Juby talks to Shelagh Rogers about three recent audiobooks she loves: the novel The Witch Elm by Tana French, the nonfiction book So You've Been Publicly Shamed by Jon Ronson and the memoir The Woo-Woo by Lindsay Wong, which was defended by Joe Zee on Canada Reads 2019.
"I think Tana French is probably the greatest crime writer working today. She's magnificent. I remember when this book first came out, some writer friends and I were sitting around talking about lines from the book that we were smitten with. She's such a good writer. The book is about this young man named Toby Hennessy in Dublin who's got a ancestral home called the Ivy House.
"The reader for this book is Irish actor and writer Paul Nugent. The main character starts out fairly callow in the book and Nugent is the perfect reader for this. He's got sort of a lilting voice that is is amazing to listen to, particularly when paired with that luscious prose that Tana French has."

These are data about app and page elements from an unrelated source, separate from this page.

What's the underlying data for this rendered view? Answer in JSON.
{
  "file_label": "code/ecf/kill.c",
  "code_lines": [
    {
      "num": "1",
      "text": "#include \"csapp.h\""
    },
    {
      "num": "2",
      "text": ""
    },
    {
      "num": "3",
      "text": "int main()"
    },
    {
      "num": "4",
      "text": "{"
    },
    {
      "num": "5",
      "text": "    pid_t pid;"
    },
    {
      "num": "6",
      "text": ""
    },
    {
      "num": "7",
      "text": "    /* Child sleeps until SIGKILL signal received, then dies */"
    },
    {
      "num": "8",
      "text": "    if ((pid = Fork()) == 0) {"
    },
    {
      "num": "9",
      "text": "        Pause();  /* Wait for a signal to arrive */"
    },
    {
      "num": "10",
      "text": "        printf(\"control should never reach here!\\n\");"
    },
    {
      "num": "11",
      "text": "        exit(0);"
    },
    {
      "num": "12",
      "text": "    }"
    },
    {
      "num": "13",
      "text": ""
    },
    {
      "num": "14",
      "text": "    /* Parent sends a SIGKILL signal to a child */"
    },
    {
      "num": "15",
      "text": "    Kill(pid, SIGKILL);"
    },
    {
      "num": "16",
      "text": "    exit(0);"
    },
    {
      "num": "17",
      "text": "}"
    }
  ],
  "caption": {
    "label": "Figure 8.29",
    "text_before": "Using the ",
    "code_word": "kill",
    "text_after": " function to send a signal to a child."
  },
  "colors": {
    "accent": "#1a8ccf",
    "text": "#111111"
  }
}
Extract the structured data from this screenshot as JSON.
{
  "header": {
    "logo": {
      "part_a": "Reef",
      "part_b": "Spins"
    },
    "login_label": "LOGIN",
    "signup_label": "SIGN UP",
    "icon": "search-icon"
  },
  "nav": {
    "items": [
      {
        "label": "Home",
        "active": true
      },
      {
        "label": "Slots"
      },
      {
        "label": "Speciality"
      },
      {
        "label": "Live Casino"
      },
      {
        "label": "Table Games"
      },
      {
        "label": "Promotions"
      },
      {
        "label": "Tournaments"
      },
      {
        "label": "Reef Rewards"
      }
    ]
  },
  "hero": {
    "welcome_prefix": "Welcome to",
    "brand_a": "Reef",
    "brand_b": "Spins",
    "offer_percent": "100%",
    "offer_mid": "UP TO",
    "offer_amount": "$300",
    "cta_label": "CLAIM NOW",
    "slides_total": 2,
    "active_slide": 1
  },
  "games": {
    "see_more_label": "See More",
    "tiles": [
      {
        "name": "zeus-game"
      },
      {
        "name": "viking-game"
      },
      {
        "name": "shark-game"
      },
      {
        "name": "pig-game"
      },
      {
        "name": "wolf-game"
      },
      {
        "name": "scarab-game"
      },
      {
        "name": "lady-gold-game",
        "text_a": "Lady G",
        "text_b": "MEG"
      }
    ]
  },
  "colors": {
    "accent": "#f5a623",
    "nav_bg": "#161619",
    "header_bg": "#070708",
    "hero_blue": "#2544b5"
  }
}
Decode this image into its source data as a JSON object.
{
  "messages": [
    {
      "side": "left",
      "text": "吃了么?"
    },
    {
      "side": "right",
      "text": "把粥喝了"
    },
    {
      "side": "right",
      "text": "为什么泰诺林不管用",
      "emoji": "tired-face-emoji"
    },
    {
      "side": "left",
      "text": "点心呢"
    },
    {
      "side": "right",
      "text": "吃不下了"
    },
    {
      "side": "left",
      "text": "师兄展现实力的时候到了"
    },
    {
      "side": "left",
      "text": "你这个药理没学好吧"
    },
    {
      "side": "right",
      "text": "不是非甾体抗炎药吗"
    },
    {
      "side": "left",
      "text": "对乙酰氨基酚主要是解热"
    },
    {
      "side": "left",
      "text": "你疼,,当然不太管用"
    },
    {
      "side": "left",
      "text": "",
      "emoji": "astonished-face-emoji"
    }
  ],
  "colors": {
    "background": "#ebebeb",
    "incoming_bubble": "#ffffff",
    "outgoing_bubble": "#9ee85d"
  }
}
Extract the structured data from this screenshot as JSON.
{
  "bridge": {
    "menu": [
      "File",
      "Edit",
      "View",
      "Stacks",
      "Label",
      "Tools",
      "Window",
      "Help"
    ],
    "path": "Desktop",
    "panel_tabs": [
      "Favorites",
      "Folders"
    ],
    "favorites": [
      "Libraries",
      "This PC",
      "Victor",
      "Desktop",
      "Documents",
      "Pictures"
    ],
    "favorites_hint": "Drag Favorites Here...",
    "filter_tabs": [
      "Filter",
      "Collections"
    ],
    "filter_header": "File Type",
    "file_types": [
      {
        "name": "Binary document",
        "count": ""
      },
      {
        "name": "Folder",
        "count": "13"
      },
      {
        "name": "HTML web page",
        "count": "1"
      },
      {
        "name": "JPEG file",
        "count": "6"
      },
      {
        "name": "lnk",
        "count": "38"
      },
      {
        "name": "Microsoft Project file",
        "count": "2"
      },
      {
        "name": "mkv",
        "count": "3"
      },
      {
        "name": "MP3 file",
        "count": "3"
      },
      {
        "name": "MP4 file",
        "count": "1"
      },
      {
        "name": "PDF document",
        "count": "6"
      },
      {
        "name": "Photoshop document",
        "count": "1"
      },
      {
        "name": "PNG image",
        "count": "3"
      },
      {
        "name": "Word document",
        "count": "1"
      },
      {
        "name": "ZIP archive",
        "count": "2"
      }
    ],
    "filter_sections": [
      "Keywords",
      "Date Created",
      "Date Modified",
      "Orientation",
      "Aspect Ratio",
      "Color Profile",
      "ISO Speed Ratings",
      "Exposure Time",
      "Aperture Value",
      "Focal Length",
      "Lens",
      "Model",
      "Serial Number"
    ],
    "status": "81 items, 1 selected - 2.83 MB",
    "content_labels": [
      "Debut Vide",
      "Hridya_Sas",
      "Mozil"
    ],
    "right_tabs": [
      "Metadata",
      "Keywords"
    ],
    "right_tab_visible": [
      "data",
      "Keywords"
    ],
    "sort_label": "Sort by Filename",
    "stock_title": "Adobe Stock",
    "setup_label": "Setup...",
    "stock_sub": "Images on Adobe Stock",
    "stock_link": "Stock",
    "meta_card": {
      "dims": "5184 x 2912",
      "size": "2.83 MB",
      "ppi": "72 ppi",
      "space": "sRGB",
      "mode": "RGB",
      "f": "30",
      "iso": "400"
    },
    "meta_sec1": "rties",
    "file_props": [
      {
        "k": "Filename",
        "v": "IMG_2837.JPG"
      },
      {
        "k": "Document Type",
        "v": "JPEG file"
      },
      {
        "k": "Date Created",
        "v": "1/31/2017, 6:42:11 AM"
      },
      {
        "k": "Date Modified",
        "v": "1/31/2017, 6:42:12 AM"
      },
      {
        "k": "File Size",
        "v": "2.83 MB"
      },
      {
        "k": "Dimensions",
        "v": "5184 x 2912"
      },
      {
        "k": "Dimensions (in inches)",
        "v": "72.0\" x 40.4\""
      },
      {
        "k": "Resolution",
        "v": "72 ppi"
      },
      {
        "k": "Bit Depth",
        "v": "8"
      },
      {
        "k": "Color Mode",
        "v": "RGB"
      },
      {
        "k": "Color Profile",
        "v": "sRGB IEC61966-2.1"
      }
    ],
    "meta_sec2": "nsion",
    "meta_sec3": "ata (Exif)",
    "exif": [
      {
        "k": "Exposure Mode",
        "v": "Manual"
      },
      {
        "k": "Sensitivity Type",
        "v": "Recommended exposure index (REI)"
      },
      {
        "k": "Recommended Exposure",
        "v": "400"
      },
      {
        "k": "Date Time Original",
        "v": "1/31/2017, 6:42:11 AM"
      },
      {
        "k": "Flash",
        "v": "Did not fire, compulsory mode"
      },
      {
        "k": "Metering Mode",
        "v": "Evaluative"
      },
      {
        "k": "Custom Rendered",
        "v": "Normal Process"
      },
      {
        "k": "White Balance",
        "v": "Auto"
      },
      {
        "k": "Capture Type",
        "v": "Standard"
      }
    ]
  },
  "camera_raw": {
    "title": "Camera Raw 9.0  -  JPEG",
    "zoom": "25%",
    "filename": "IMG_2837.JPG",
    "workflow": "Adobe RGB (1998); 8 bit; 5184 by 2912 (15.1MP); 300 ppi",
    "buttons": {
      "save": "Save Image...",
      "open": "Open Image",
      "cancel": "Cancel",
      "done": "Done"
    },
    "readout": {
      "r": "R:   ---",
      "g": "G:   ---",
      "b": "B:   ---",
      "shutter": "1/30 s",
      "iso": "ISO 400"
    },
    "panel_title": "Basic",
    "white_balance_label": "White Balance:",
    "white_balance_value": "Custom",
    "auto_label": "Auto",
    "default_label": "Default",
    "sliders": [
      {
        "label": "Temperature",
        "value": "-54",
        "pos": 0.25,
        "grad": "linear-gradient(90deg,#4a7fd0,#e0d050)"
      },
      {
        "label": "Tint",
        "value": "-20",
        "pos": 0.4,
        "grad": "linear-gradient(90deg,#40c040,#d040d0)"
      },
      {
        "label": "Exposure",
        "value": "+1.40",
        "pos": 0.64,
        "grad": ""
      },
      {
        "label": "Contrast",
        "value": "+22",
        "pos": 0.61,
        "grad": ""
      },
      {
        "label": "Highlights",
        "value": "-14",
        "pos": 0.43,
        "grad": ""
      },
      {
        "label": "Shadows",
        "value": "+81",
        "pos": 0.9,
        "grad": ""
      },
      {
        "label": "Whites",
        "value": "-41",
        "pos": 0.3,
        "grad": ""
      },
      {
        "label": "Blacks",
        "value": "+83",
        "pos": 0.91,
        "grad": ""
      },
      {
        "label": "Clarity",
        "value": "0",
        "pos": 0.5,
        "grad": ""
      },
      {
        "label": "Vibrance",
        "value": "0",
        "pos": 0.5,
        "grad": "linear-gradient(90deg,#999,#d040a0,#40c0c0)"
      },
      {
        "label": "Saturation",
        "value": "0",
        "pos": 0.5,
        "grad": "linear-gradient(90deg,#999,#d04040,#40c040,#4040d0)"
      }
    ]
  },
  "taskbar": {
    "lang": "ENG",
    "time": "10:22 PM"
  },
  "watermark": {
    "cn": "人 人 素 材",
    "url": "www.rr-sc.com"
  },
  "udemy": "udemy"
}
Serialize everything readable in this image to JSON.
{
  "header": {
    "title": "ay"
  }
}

"So You've Been Publicly Shamed is by Jon Ronson, who is to creative nonfiction what Tana French is to crime fiction: he's massively popular and has a huge audience. This one is read by Ronson himself, which is a wonderful thing. He's got a lovely Welsh accent and he brings a 'Welsh neurotic nerd' thing to the to his readings, which is marvellous. He's very distinctive and so fun to listen to. Ronson tends to look into the dingy crevasses of the human experience and in this case, he's looking into the resurgence of public shaming.
"Public shaming was a big thing historically, but it died out around the early 19th century. It's back in a big way, thanks in part to social media. He investigates some cases of people who have been publicly shamed on social media such as Twitter and what the psychological and real-world consequences have been for these people and it's devastating."
"I absolutely adored The Woo-Woo. Lindsay Wong's a new and young writer. She's ferocious and she's honest. It is an incredible, strange story that she's telling in this memoir, of her family growing up in Vancouver. There's a lot of mental illness in her family. Instead of treating it like mental illness, it has been treated in a superstitious way. This is partly as a result of the family history of having a grandmother who had schizophrenia and was said to have the 'woo-woo.' They are constantly battling off the woo-woo with techniques that are not recommended by most psychiatrists.
"What happens in the book is brutal but it's also incredibly funny. Wong has a way of writing about this with so much candor. As harsh as some of these things she's writing about, she has tremendous compassion for her family members.
"Actor Eunice Wong is the reader and does such a beautiful job with all of the voices of the different characters in the book."
Susan Juby's comments have been edited for length and clarity.